● **Work order**
Where the string "Internet" occurs in a line of the data below, that line should be copied.

Items from a dataset:
-.-.-

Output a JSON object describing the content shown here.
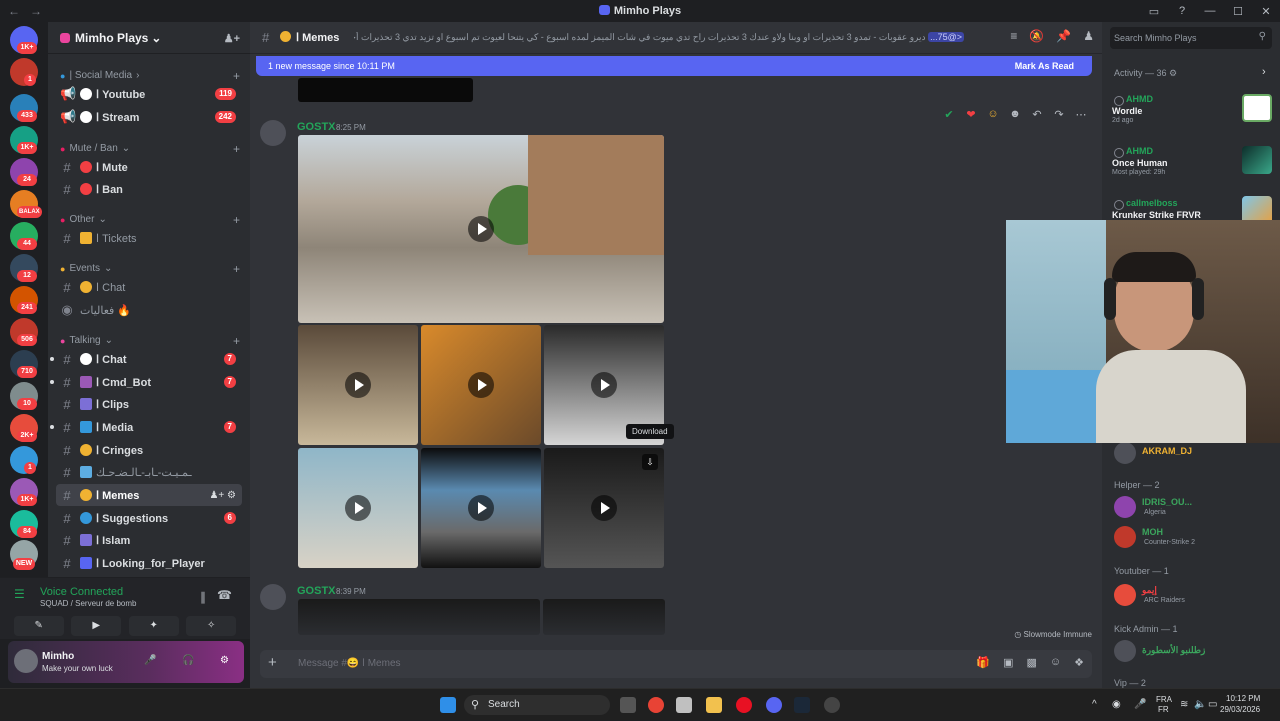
{
  "window": {
    "title": "Mimho Plays",
    "back": "←",
    "forward": "→",
    "controls": [
      "▭",
      "?",
      "—",
      "☐",
      "✕"
    ]
  },
  "guilds": [
    {
      "badge": "1K+"
    },
    {
      "badge": "1"
    },
    {
      "badge": "433"
    },
    {
      "badge": "1K+"
    },
    {
      "badge": "24"
    },
    {
      "badge": "BALAX"
    },
    {
      "badge": "44"
    },
    {
      "badge": "12"
    },
    {
      "badge": "241"
    },
    {
      "badge": "506"
    },
    {
      "badge": "710"
    },
    {
      "badge": "10"
    },
    {
      "badge": "2K+"
    },
    {
      "badge": "1"
    },
    {
      "badge": "1K+"
    },
    {
      "badge": "84"
    },
    {
      "badge": "NEW"
    }
  ],
  "server": {
    "name": "Mimho Plays",
    "chevron": "⌄"
  },
  "categories": {
    "social": "| Social Media",
    "mute": "Mute / Ban",
    "other": "Other",
    "events": "Events",
    "talking": "Talking"
  },
  "channels": {
    "youtube": {
      "name": "ا Youtube",
      "count": "119"
    },
    "stream": {
      "name": "ا Stream",
      "count": "242"
    },
    "mute": {
      "name": "ا Mute"
    },
    "ban": {
      "name": "ا Ban"
    },
    "tickets": {
      "name": "ا Tickets"
    },
    "chat_event": {
      "name": "ا Chat"
    },
    "events_voice": {
      "name": "فعاليات 🔥"
    },
    "chat": {
      "name": "ا Chat",
      "count": "7"
    },
    "cmd_bot": {
      "name": "ا Cmd_Bot",
      "count": "7"
    },
    "clips": {
      "name": "ا Clips"
    },
    "media": {
      "name": "ا Media",
      "count": "7"
    },
    "cringes": {
      "name": "ا Cringes"
    },
    "cringe_ar": {
      "name": "ـمـيـت-ـا‌بـ-ـالـضـ‌حـك"
    },
    "memes": {
      "name": "ا Memes"
    },
    "suggestions": {
      "name": "ا Suggestions",
      "count": "6"
    },
    "islam": {
      "name": "ا Islam"
    },
    "looking": {
      "name": "ا Looking_for_Player"
    }
  },
  "voice": {
    "status": "Voice Connected",
    "sub": "SQUAD / Serveur de bomb",
    "buttons": [
      "✎",
      "▶",
      "✦",
      "✧"
    ]
  },
  "user": {
    "name": "Mimho",
    "status": "Make your own luck",
    "icons": [
      "🎤",
      "🎧",
      "⚙"
    ]
  },
  "header": {
    "channel": "ا Memes",
    "topic": "ديرو عقوبات - تمدو 3 تحذيرات او وبنا ولاو عندك 3 تحذيرات راح تدي ميوت في شات الميمز لمده اسبوع - كي يتنحا لعيوت تم اسبوع او تزيد تدي 3 تحذيرات أخرى راح تدي ميوت تم شهر من شات الميمز",
    "mention": "<@75..."
  },
  "banner": {
    "text": "1 new message since 10:11 PM",
    "action": "Mark As Read"
  },
  "messages": [
    {
      "author": "GOSTX",
      "time": "8:25 PM"
    },
    {
      "author": "GOSTX",
      "time": "8:39 PM"
    }
  ],
  "tooltip": "Download",
  "slowmode": "Slowmode Immune",
  "composer": {
    "placeholder": "Message #😄 ا Memes"
  },
  "search": {
    "placeholder": "Search Mimho Plays"
  },
  "activity": {
    "header": "Activity — 36",
    "items": [
      {
        "user": "AHMD",
        "game": "Wordle",
        "sub": "2d ago"
      },
      {
        "user": "AHMD",
        "game": "Once Human",
        "sub": "Most played: 29h"
      },
      {
        "user": "callmelboss",
        "game": "Krunker Strike FRVR",
        "sub": ""
      }
    ]
  },
  "members": {
    "top": {
      "name": "AKRAM_DJ"
    },
    "helper_h": "Helper — 2",
    "helpers": [
      {
        "name": "IDRIS_OU...",
        "game": "Algeria",
        "color": "#3ba55d"
      },
      {
        "name": "MOH",
        "game": "Counter-Strike 2",
        "color": "#3ba55d"
      }
    ],
    "youtuber_h": "Youtuber — 1",
    "youtubers": [
      {
        "name": "إيمو",
        "game": "ARC Raiders",
        "color": "#f23f43"
      }
    ],
    "kickadmin_h": "Kick Admin — 1",
    "kickadmins": [
      {
        "name": "زطلنبو الأسطورة",
        "color": "#3ba55d"
      }
    ],
    "vip_h": "Vip — 2"
  },
  "taskbar": {
    "search": "Search",
    "lang1": "FRA",
    "lang2": "FR",
    "time": "10:12 PM",
    "date": "29/03/2026"
  },
  "colors": {
    "accent": "#5865f2",
    "online": "#23a55a",
    "danger": "#f23f43"
  }
}
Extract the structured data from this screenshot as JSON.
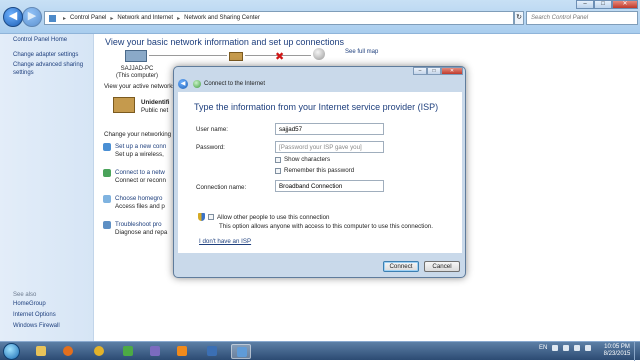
{
  "window": {
    "breadcrumb": [
      "Control Panel",
      "Network and Internet",
      "Network and Sharing Center"
    ],
    "search_placeholder": "Search Control Panel"
  },
  "left_nav": {
    "home": "Control Panel Home",
    "links": [
      "Change adapter settings",
      "Change advanced sharing settings"
    ],
    "see_also_header": "See also",
    "see_also": [
      "HomeGroup",
      "Internet Options",
      "Windows Firewall"
    ]
  },
  "main": {
    "title": "View your basic network information and set up connections",
    "computer_name": "SAJJAD-PC",
    "computer_sub": "(This computer)",
    "see_full_map": "See full map",
    "active_networks_header": "View your active networks",
    "active_network_name": "Unidentifi",
    "active_network_type": "Public net",
    "change_settings_header": "Change your networking se",
    "tasks": [
      {
        "link": "Set up a new conn",
        "desc": "Set up a wireless,"
      },
      {
        "link": "Connect to a netw",
        "desc": "Connect or reconn"
      },
      {
        "link": "Choose homegro",
        "desc": "Access files and p"
      },
      {
        "link": "Troubleshoot pro",
        "desc": "Diagnose and repa"
      }
    ]
  },
  "dialog": {
    "title": "Connect to the Internet",
    "heading": "Type the information from your Internet service provider (ISP)",
    "user_name_label": "User name:",
    "user_name_value": "sajjad57",
    "password_label": "Password:",
    "password_placeholder": "[Password your ISP gave you]",
    "show_characters": "Show characters",
    "remember_password": "Remember this password",
    "connection_name_label": "Connection name:",
    "connection_name_value": "Broadband Connection",
    "allow_others": "Allow other people to use this connection",
    "allow_desc": "This option allows anyone with access to this computer to use this connection.",
    "no_isp_link": "I don't have an ISP",
    "connect_button": "Connect",
    "cancel_button": "Cancel"
  },
  "taskbar": {
    "language": "EN",
    "time": "10:05 PM",
    "date": "8/23/2015"
  }
}
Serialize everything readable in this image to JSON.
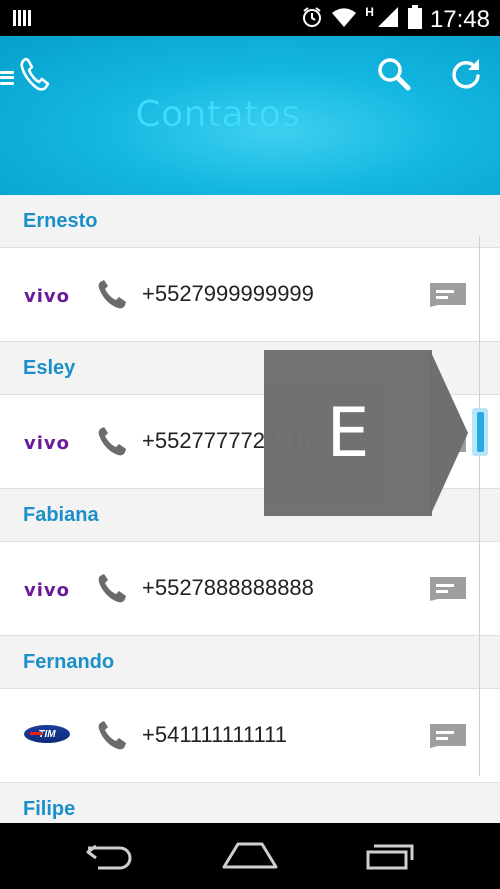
{
  "status_bar": {
    "time": "17:48",
    "network_type": "H",
    "icons": [
      "signal-bars-icon",
      "alarm-icon",
      "wifi-icon",
      "cell-signal-icon",
      "battery-icon"
    ]
  },
  "header": {
    "title": "Contatos",
    "menu_icon": "hamburger-icon",
    "logo_icon": "phone-logo-icon",
    "search_icon": "search-icon",
    "refresh_icon": "refresh-icon",
    "background_color": "#13b7e0",
    "title_color": "#3ddcff"
  },
  "contacts": [
    {
      "name": "Ernesto",
      "carrier": "vivo",
      "number": "+5527999999999"
    },
    {
      "name": "Esley",
      "carrier": "vivo",
      "number": "+5527777724416"
    },
    {
      "name": "Fabiana",
      "carrier": "vivo",
      "number": "+5527888888888"
    },
    {
      "name": "Fernando",
      "carrier": "TIM",
      "number": "+541111111111"
    },
    {
      "name": "Filipe"
    }
  ],
  "fast_scroll": {
    "index_letter": "E"
  },
  "colors": {
    "accent": "#1b8fc9",
    "vivo": "#6a1b9a",
    "scroll_thumb": "#2aa8e6"
  },
  "nav_bar": {
    "icons": [
      "back-icon",
      "home-icon",
      "recent-apps-icon"
    ]
  }
}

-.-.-

● **Output below**
      "Network and Internet",
      "Internet Options",
    "title": "Connect to the Internet",
    "heading": "Type the information from your Internet service provider (ISP)",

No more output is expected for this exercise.